Date Fairness.com Resource Read it at:
Oct 27, 2009 Extremism Spreads Across Indonesian Penal Code

QUOTE: Most of Indonesia still lives up to its reputation for a moderate, easygoing brand of Islam... But how Aceh [an Indonesian province] went from basic Islamic law to endorsing stoning in a few short years shows how a small, radical minority has successfully pushed its agenda, locally and nationally...

New York Times
Apr 17, 2007 No-Fishing Zones in Tropics Yield Fast Payoffs for Reefs

QUOTE: Today, Palau, a tiny island state 600 miles east of the Philippines that is internationally known as a site for recreational diving, is at the forefront of a worldwide movement to ban fishing in key reefs to allow the return of prized species.
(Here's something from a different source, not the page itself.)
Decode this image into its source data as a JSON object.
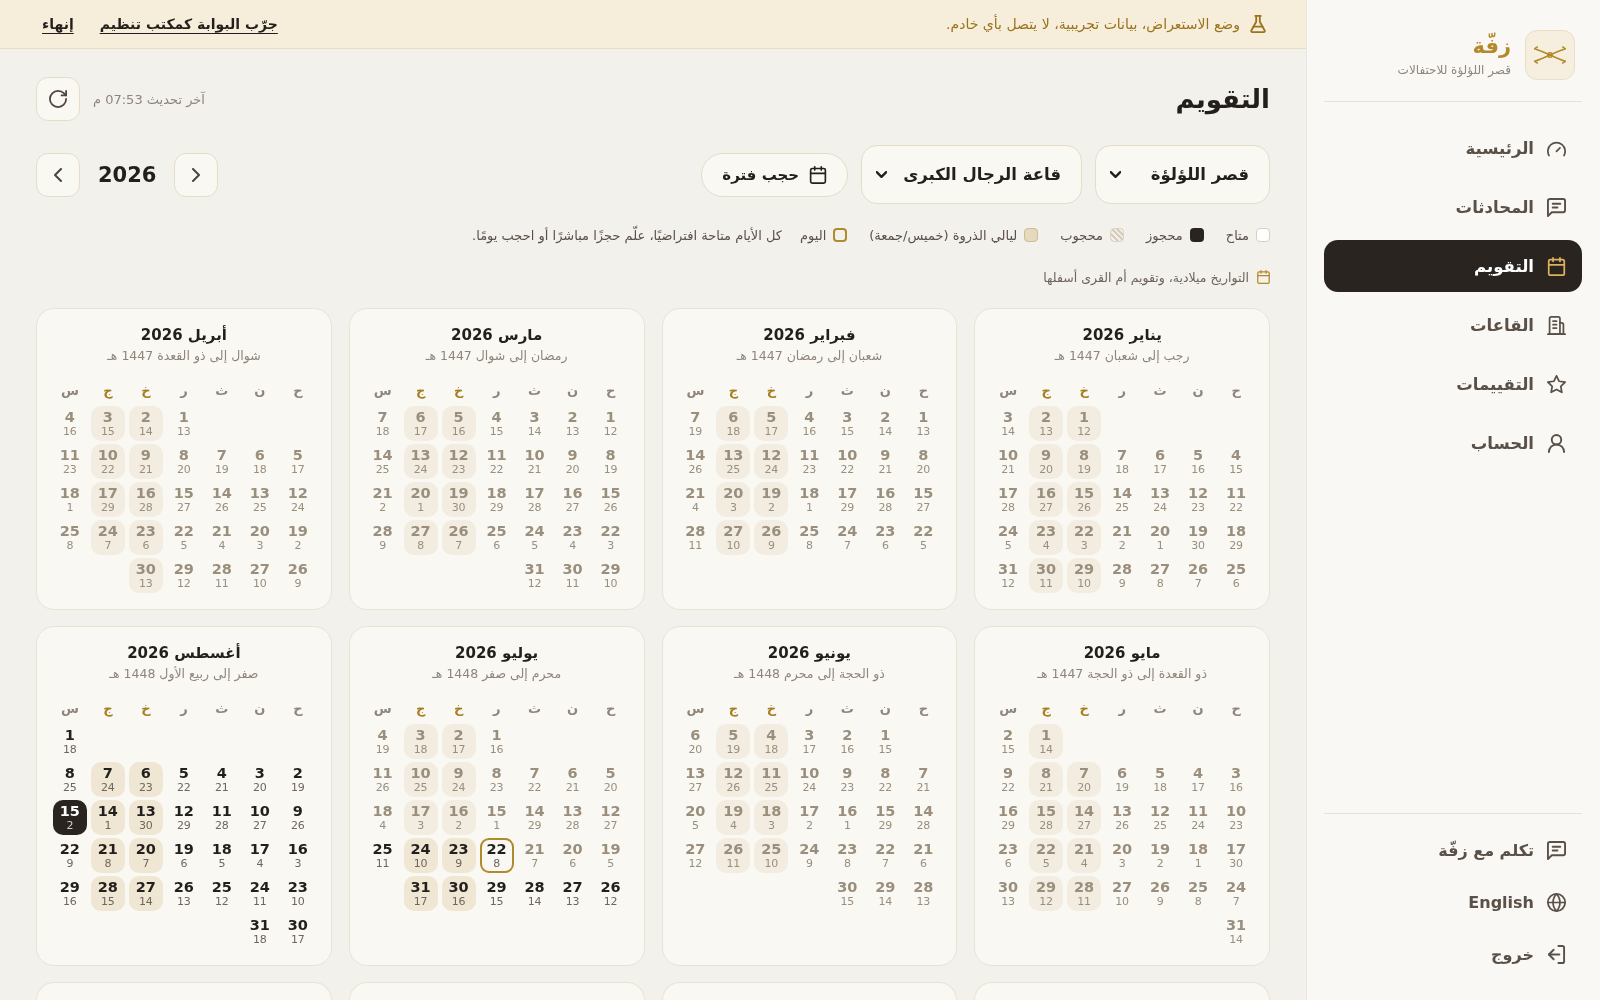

It now protects a patchwork of reefs and lagoon waters amounting to 460 square miles.

New York Times
Nov 23, 2005 Military Ties to Indonesia Resume Too Soon for Some

QUOTE: "To waive on national security grounds a law that seeks justice for crimes against humanity -- without even obtaining the Indonesian government's assurance that it will address these concerns -- makes a mockery of the process..."

Washington Post